Harmful odor causing bacteria are responsible for more than just destructive tooth decay and gum disease; they can also be the source of your problem. After you eat and drink, plaque will use leftover starches on your teeth and gums as fuel. Your mouth’s natural condition makes it a perfect place for oral bacteria to grow and thrive. Poor oral hygiene and a diet high in carbohydrates and sugars will cause bacterial growth. Bad smells can indicate that oral bacteria is growing. It is also important to keep your toothbrush clean.
Gum disease is an infection and inflammation of the supportive tissues in the mouth is caused by excessive tartar. If your foul breath is accompanied by tender, swollen, or bleeding gums, you should schedule and appointment right away to eliminate periodontal disease before the infection spreads further.
A lack of saliva from certain medicine, breathing issues, or even salivary gland conditions can dry out the mouth. A dry mouth cannot properly remove leftover food debris or fight against plaque and tartar buildup. Your mouth’s smell may be a sign that you are not maintaining a proper environment for your teeth and gums.
The health of your mouth can be affected by a vast number of other conditions in your body. Health problems such as sinus issues, digestive problems, GERD, diabetes, or even kidney disease can all alter the smell of your mouth. If you have strong oral health but your breath smells, another medical condition outside of the mouth could be to blame. Be sure to tell Dr. Fondriest about any pre-existing medical conditions you are aware of.
If you wait to address the causes of your malodorous mouth or any other sign of dental trouble, then the condition will only grow worse. If things don’t improve after brushing and flossing your teeth more consistently, then it could be a sign of a dental disease that has already developed.
Banishing Hygiene Related Foul Breath
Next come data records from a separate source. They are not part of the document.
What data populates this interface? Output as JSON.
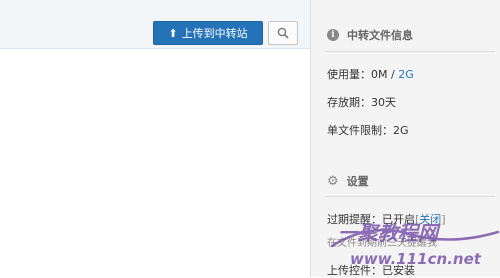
{
  "toolbar": {
    "upload_label": "上传到中转站",
    "upload_icon": "arrow-up-icon",
    "search_icon": "search-icon"
  },
  "sidebar": {
    "info_title": "中转文件信息",
    "usage_label": "使用量：",
    "usage_used": "0M",
    "usage_sep": " / ",
    "usage_total": "2G",
    "storage_label": "存放期：",
    "storage_value": "30天",
    "single_limit_label": "单文件限制：",
    "single_limit_value": "2G",
    "settings_title": "设置",
    "expiry_label": "过期提醒：",
    "expiry_value": "已开启",
    "expiry_toggle": "关闭",
    "expiry_desc": "在文件到期前三天提醒我",
    "upload_ctrl_label": "上传控件：",
    "upload_ctrl_value": "已安装"
  },
  "watermark": {
    "text": "一聚教程网",
    "url": "www.111cn.net"
  },
  "colors": {
    "accent": "#2472b7",
    "sidebar_bg": "#f4f4f4",
    "watermark": "#6a3fa0"
  }
}
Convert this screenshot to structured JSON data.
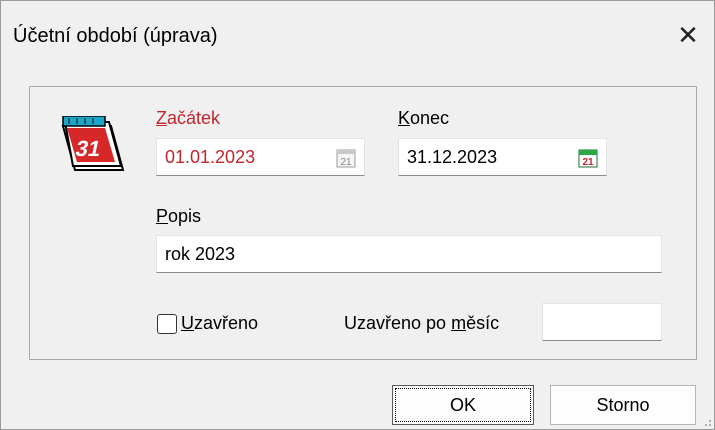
{
  "dialog": {
    "title": "Účetní období (úprava)"
  },
  "calendar_badge": "31",
  "start": {
    "label_prefix": "",
    "label_accel": "Z",
    "label_rest": "ačátek",
    "value": "01.01.2023",
    "picker_icon": "21"
  },
  "end": {
    "label_accel": "K",
    "label_rest": "onec",
    "value": "31.12.2023",
    "picker_icon": "21"
  },
  "description": {
    "label_accel": "P",
    "label_rest": "opis",
    "value": "rok 2023"
  },
  "closed": {
    "label_accel": "U",
    "label_rest": "zavřeno",
    "checked": false
  },
  "closed_month": {
    "label_before": "Uzavřeno po ",
    "label_accel": "m",
    "label_after": "ěsíc",
    "value": ""
  },
  "buttons": {
    "ok": "OK",
    "cancel": "Storno"
  },
  "colors": {
    "required_label": "#c0262d",
    "dialog_bg": "#f0f0f0"
  }
}
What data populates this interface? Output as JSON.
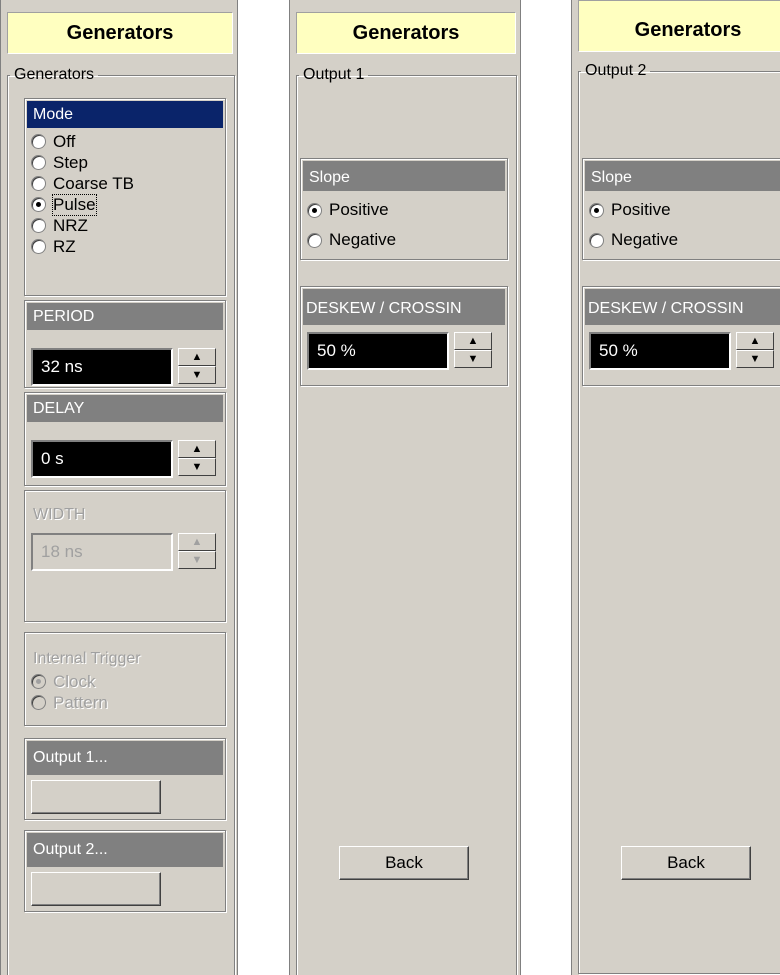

To eliminate bad breath odors, take a good look at your oral hygiene routine and diet. Try to avoid certain foods that will cause lingering odors, and make it a habit to brush for two minutes, twice a day. Finish your brushing routine by brushing the tongue. In order to remove bacteria on the tongue surface, get as far back as comfortable,
Floss once a day to remove food debris that could be trapped in hard to reach areas of the mouth. Consider introducing a mouthwash which can also help to reach bacteria in every area of the mouth. In addition, if you wear a retainer, mouth guard, dentures, or bridge, give it a deep clean. These appliances can become host to bacteria build up, and may be contributing to your mouth’s odor.
If these practices don’t help you, it’s likely time to schedule an appointment with Dr. Fondriest. He can help you locate the cause of your problem. Once diagnosed, the oral health issues contributing to the smell can be treated. Lingering mouth odors are often a sign that something is not functioning properly within the mouth or body.
Learn more about the causes of foul breath
If your husband is battling foul breath that is affecting his quality of life, we can help! Learn more about the common causes for halitosis. While morning breath or bad breath after a garlic filled meal are completely normal, other types of lingering bad breath could be indicative of a medical condition which needs attention.
Dr Fondriest is a Nationally recognized and highly sought after cosmetic dentist. He serves clients from throughout the United States